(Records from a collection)
----------
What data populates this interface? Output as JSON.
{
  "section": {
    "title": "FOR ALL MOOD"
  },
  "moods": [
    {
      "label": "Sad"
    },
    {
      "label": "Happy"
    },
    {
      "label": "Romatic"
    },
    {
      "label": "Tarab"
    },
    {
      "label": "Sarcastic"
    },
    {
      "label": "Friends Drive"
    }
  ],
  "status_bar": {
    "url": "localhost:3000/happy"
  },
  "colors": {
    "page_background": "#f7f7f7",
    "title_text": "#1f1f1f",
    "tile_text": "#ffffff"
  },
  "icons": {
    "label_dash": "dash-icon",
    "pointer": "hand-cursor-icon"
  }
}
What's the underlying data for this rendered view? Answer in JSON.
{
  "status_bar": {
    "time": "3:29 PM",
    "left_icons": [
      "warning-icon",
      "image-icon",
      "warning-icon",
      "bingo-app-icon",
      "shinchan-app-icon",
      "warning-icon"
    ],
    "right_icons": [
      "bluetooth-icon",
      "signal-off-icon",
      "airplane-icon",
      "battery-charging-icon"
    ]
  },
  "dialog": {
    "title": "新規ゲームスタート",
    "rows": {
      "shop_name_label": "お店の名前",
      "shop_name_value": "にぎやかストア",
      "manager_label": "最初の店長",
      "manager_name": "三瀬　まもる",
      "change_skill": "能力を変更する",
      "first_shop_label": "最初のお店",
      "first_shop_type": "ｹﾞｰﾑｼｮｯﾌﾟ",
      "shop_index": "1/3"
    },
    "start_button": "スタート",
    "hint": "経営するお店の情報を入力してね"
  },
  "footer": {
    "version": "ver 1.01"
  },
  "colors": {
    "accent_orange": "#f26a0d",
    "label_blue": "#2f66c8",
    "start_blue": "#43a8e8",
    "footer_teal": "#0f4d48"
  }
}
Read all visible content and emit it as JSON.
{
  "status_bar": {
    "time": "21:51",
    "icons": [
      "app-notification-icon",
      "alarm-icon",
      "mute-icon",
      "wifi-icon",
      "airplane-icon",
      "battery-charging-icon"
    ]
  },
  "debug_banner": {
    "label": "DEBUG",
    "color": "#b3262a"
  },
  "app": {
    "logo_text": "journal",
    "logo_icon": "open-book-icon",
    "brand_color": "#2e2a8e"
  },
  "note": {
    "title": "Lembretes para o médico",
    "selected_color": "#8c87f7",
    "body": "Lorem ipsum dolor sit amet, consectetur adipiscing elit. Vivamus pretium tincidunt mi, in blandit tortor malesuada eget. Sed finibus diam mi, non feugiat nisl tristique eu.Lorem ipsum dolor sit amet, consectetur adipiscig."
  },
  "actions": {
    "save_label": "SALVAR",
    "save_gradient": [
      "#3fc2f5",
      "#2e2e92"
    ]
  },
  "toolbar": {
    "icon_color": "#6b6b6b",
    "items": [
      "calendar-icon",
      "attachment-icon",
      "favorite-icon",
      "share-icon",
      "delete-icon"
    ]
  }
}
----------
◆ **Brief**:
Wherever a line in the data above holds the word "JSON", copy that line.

◆ **Exercise solution**:
What data populates this interface? Output as JSON.
What's the underlying data for this rendered view? Answer in JSON.
Read all visible content and emit it as JSON.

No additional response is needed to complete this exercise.